[Dataset rows describing interfaces]
★ ★ ★ ★
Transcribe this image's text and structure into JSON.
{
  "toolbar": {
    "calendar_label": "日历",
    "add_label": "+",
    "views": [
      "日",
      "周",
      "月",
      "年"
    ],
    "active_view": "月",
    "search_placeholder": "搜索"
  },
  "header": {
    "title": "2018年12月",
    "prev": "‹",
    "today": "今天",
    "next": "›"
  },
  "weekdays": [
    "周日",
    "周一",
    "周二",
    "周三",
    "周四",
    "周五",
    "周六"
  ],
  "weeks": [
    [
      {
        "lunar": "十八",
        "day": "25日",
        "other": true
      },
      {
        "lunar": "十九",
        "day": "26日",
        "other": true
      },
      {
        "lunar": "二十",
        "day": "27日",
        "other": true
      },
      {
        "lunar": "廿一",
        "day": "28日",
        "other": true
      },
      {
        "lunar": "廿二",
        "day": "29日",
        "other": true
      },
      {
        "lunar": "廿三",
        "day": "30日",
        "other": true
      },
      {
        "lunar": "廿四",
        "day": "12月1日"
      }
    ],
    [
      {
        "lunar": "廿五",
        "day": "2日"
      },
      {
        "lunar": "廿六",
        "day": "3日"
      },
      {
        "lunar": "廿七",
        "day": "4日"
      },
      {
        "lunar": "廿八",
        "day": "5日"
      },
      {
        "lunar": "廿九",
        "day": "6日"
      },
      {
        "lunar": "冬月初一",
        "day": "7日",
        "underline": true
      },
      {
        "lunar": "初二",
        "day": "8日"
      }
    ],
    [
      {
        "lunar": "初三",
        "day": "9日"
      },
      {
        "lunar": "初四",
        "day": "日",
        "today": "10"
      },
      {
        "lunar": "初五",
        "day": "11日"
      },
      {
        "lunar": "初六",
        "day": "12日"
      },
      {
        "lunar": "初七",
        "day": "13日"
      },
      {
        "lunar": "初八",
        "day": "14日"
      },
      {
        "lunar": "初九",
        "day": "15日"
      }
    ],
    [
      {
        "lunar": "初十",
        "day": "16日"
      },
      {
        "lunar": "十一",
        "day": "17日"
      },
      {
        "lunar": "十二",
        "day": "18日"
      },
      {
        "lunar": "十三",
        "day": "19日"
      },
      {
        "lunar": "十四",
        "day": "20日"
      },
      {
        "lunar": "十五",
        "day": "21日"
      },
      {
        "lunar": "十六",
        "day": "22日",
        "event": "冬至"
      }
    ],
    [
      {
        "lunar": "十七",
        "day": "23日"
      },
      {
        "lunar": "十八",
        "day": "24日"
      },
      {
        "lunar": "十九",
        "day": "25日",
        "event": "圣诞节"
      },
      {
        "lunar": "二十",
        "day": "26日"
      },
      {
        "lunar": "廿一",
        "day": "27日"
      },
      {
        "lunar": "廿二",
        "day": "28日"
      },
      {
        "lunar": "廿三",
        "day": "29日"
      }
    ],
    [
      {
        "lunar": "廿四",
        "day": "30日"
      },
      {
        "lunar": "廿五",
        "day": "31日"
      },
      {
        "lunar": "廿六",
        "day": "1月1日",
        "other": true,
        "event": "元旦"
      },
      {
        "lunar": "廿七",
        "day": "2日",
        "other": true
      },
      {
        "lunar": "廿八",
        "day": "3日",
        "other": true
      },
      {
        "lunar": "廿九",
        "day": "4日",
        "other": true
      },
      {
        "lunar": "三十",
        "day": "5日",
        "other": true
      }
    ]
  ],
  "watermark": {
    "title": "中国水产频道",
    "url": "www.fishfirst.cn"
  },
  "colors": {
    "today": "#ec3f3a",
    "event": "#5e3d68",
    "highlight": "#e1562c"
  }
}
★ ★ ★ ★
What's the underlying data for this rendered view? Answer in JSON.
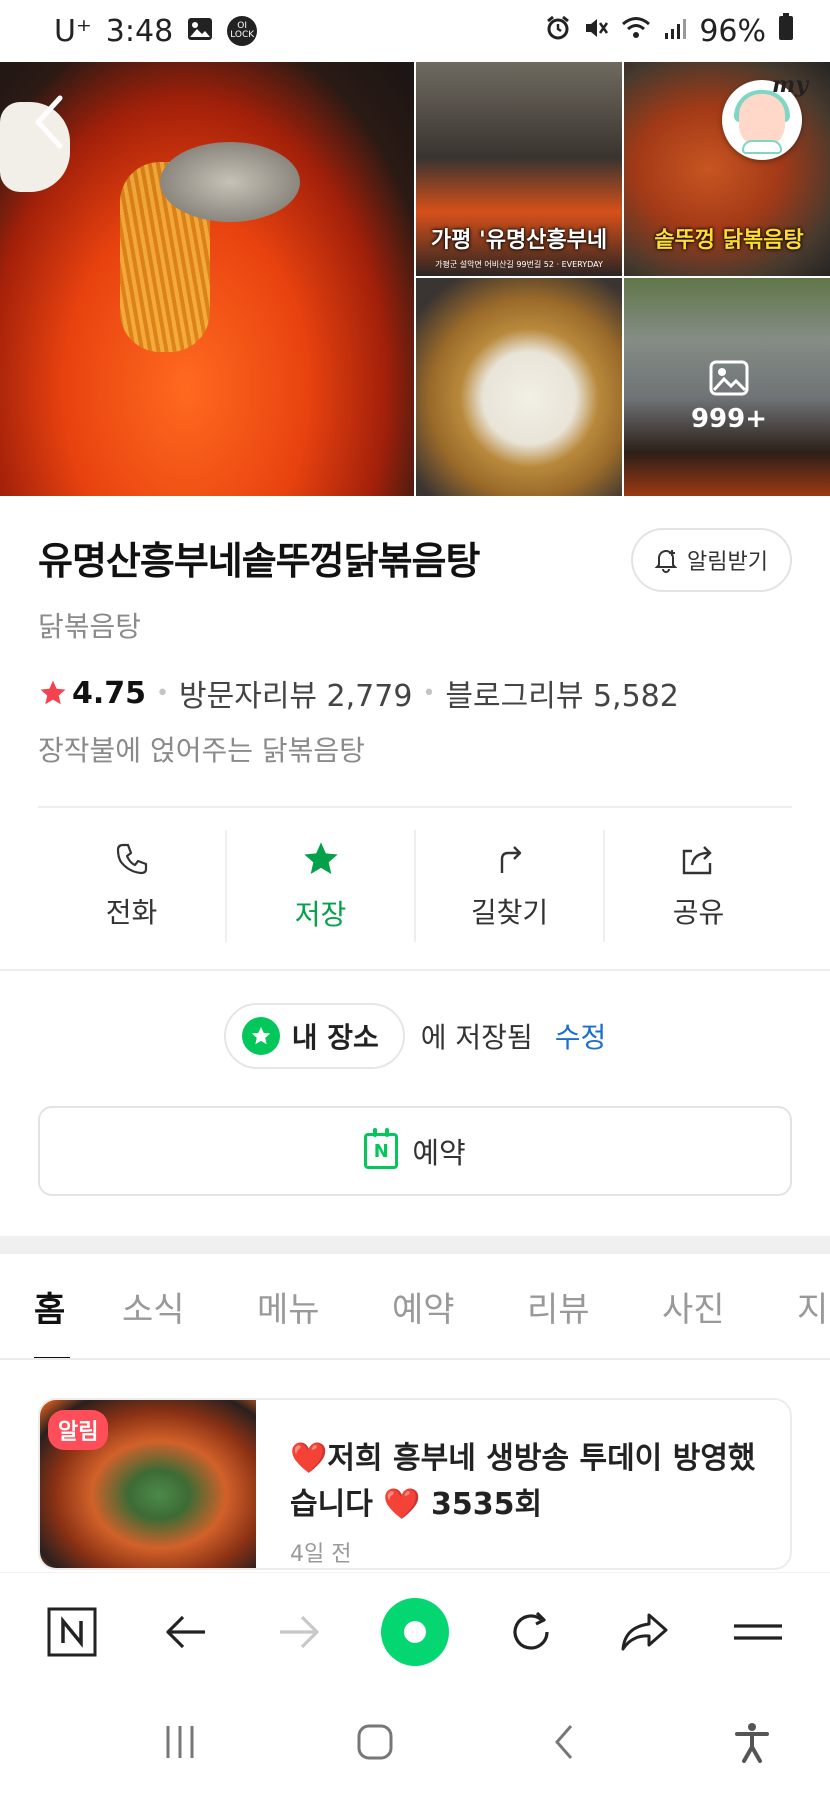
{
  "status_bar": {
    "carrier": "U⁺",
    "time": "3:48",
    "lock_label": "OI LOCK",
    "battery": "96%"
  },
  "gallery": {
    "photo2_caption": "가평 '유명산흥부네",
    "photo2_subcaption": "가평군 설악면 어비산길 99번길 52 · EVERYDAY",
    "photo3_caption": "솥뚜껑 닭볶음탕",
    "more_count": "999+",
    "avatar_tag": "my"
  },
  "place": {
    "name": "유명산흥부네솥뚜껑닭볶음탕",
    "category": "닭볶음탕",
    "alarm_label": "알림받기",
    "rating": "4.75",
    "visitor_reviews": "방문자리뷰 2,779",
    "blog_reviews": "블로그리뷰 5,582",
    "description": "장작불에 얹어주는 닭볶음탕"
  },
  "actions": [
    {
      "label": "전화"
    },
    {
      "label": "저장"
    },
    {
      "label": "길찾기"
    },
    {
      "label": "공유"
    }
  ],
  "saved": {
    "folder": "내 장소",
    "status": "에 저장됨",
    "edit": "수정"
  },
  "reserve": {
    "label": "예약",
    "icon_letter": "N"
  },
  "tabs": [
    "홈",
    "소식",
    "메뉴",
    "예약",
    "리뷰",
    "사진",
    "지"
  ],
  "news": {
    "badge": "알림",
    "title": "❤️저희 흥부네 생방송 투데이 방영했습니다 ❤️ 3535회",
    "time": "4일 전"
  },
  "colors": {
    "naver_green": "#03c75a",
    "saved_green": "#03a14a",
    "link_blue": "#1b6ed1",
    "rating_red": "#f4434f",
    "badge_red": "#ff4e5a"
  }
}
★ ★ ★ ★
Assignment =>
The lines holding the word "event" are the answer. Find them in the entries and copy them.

Task response =>
        "event": "冬至"
        "event": "圣诞节"
        "event": "元旦"
    "event": "#5e3d68",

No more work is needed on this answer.